This is a matchup that, like Aggro Shaman, can get out of hand one way or another. However, you have the clear advantage. With the loss of deathrattle and direct damage removal, Zoo is a deck that relies on trading up to win games. Not only does divine shield cause them a mess of problems, but so do decks that can swarm as well as they can. Your whole goal is to run out every minion you can, mash your hero power, and use your board to keep Zoo’s threats in check. The most important card in this game (from both sides) is Knife Juggler. Always save your two drop for when you can get two or three juggles, or for when you can clear with it. In the same vein, always keep your opponent’s juggler in mind to plan for any potential clears on your board.

If you ever get ahead of Zoo you need to push as hard as possible. The aggressive Warlock deck loves to Lifetap, and they often will play fast and loose. As a result, they are often going to be in the teens during the mid-game. Use that to your advantage. You have many ways to pour on damage and many ways to threaten lethal with your board. Murlocs and divine shield both are hard to remove, meaning that if Zoo is behind they will most likely not be able to match your threats. Once you get out in front you just need to try and get in as much damage as you can. You also want to play to your hand if you have burst such as Leeroy Jenkins. Just make sure to clear if the board is even or you are behind. Most Zoo decks these days run a ton of burst.

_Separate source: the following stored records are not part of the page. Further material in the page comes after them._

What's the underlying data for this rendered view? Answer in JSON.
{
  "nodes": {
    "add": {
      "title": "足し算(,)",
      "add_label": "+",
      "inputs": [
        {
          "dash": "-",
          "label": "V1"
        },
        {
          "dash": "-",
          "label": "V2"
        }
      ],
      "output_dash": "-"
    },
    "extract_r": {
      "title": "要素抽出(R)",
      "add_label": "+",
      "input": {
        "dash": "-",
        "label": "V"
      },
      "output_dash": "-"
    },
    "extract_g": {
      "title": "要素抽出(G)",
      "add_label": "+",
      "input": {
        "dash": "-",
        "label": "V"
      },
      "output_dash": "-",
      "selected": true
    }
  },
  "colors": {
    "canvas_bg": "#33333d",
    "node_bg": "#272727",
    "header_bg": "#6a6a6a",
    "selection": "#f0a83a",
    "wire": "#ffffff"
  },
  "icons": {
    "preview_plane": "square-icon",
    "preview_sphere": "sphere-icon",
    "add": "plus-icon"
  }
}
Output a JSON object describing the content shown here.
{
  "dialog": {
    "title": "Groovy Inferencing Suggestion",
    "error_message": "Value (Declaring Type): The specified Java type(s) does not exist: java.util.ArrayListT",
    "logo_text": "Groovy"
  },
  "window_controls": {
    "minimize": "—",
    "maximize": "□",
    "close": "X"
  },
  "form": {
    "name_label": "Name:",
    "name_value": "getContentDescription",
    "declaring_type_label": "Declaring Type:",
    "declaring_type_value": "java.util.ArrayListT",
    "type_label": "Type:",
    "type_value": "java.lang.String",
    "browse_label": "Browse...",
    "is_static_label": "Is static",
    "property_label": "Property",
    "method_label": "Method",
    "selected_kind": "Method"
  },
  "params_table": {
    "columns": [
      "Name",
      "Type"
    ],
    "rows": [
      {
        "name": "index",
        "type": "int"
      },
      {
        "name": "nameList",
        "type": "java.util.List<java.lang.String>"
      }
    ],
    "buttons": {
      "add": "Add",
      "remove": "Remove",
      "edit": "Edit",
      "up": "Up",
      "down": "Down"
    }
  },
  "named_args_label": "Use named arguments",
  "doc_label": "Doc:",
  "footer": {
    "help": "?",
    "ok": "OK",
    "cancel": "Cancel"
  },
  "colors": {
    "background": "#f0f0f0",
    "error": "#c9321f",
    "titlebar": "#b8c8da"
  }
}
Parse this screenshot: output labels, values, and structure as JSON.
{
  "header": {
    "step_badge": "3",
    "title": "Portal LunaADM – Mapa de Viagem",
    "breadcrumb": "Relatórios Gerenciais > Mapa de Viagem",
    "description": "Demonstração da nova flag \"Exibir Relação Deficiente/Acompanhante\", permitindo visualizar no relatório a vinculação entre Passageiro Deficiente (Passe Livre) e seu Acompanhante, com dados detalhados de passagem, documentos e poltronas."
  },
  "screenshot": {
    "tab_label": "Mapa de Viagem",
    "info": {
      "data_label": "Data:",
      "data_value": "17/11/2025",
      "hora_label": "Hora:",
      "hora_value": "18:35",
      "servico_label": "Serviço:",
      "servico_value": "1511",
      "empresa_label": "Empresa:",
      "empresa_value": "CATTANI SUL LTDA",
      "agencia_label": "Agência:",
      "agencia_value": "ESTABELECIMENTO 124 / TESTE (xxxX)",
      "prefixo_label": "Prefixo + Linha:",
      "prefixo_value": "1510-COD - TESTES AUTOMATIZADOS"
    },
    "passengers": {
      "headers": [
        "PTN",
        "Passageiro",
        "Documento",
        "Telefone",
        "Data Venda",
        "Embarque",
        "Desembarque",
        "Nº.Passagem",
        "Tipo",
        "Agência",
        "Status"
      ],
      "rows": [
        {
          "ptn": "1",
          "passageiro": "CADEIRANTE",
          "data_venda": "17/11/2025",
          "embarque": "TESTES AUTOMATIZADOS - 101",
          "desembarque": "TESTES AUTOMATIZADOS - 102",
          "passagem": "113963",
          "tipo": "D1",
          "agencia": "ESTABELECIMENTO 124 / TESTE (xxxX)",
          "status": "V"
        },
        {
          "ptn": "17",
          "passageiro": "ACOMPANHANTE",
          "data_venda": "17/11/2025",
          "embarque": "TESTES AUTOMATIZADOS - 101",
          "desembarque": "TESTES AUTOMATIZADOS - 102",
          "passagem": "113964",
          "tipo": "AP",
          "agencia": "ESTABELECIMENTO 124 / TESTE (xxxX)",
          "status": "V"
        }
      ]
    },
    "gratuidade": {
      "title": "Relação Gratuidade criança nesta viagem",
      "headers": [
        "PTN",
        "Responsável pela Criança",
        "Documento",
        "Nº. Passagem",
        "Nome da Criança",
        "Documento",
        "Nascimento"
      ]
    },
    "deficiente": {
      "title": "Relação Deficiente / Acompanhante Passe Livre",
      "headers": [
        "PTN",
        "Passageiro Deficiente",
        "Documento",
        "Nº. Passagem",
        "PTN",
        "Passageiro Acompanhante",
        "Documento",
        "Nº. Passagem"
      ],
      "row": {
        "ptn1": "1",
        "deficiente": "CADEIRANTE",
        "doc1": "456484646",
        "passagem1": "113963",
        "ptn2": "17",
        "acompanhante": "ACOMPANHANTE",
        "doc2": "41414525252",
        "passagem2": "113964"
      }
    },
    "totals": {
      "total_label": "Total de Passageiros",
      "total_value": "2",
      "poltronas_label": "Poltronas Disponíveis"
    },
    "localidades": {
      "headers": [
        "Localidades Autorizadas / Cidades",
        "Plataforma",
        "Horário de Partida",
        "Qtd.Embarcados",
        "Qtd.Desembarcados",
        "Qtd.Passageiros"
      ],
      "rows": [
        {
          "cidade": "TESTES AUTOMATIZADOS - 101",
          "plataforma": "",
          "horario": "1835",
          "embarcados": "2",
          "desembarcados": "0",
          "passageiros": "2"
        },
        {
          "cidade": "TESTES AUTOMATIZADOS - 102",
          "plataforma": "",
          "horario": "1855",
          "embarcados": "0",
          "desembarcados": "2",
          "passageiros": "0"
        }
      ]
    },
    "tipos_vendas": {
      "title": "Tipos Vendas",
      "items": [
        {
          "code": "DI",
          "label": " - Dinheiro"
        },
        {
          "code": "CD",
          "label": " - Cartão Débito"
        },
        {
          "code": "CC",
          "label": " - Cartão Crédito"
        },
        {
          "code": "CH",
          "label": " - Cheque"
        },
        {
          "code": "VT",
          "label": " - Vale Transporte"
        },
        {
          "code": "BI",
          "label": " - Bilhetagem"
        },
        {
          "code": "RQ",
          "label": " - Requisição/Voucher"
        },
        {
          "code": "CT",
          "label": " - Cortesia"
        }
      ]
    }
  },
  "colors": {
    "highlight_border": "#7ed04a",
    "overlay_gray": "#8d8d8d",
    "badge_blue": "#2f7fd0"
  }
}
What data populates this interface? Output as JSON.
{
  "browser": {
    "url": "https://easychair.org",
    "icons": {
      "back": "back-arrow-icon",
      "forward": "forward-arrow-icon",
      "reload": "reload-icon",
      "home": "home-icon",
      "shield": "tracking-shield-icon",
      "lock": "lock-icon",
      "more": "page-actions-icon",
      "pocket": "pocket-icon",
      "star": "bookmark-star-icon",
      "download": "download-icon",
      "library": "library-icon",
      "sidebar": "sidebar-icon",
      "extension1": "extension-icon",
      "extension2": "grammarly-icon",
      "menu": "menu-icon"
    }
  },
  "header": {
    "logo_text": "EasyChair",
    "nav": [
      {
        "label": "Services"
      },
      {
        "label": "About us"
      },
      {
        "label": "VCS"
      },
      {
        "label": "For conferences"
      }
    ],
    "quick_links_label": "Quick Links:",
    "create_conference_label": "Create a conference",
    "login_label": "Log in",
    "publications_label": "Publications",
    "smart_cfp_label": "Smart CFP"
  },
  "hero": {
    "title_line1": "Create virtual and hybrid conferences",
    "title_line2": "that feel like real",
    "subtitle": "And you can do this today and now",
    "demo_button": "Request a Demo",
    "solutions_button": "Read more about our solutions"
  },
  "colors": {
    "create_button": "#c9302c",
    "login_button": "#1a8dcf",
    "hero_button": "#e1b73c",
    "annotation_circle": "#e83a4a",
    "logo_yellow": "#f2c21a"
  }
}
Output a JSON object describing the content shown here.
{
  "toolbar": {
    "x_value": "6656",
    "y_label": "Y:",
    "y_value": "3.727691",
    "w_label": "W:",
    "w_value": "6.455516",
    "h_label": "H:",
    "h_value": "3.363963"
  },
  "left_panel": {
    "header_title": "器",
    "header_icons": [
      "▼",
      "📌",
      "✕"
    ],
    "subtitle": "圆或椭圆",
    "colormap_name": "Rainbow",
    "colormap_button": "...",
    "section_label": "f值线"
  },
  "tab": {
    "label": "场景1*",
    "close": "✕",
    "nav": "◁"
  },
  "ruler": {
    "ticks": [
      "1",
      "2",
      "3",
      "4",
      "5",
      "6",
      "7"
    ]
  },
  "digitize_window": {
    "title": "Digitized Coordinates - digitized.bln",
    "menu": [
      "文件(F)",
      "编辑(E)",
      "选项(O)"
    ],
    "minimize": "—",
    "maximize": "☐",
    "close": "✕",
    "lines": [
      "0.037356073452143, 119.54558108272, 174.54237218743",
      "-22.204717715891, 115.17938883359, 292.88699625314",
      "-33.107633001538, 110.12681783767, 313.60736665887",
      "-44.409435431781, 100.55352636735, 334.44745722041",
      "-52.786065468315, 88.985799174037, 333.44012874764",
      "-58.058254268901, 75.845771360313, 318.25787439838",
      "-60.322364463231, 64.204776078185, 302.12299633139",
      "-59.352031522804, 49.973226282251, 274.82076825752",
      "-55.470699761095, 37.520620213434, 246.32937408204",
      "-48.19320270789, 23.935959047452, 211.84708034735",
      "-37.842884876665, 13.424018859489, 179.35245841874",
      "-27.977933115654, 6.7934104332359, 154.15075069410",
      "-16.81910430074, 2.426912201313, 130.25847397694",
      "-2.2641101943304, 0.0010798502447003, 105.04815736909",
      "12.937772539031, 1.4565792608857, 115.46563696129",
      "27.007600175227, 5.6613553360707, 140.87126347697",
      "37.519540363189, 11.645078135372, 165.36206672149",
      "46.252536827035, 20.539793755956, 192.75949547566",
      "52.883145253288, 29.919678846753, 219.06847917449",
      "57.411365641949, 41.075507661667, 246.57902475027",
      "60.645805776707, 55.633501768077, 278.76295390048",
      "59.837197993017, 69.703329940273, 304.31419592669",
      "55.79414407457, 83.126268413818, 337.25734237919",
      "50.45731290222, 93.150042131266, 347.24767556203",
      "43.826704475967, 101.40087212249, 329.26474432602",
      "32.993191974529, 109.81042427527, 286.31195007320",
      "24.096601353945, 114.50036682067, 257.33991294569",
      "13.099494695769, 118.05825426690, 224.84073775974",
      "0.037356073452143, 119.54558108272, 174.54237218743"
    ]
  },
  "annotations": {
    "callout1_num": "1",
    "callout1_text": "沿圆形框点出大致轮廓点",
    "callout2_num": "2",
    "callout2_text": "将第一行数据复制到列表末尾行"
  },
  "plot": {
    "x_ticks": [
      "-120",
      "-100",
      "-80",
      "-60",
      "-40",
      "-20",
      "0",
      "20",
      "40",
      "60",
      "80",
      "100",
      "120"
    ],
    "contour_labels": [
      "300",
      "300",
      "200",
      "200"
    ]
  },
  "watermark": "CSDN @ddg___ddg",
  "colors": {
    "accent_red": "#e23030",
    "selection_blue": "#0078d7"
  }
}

Note: Unless you absolutely need to clear, save Consecration for Forbidden Ritual. The 1/1’s will beat you if you aren’t ready.

Midrange Hunter

This is a matchup you should almost always be able to win. Hunter is a deck that relies on playing one minion (or doing one thing) a turn as they steadily build their OP curve into Savannah Highmane and Call of the Wild. The problem with that is it opens them up to decks that can play strong early minions that trade well. If you make the most of your divine shield and use your weapons/buffs to advance your board your opponent is never going to be able to recover. Though Infested Wolf can be annoying, if you have a quick start you should be able to go right around the deathrattle beast. Just note that, like Doomhammer in Shaman, you have to try and end this game before a turn eight Call of the Wild ends it for you.


Another week, another mrrggl. I am really enjoying this list so far and I am having a blast trying to work with Aggro Paly. It has been a long time since I have played Murlocs and there are a lot of cool cards to experiment with here. It is always fun to switch around to different styles of play and I have to say I am quite enjoying my dive back into the aggro pool. Until next week, mrgg rggg llgg mrglg!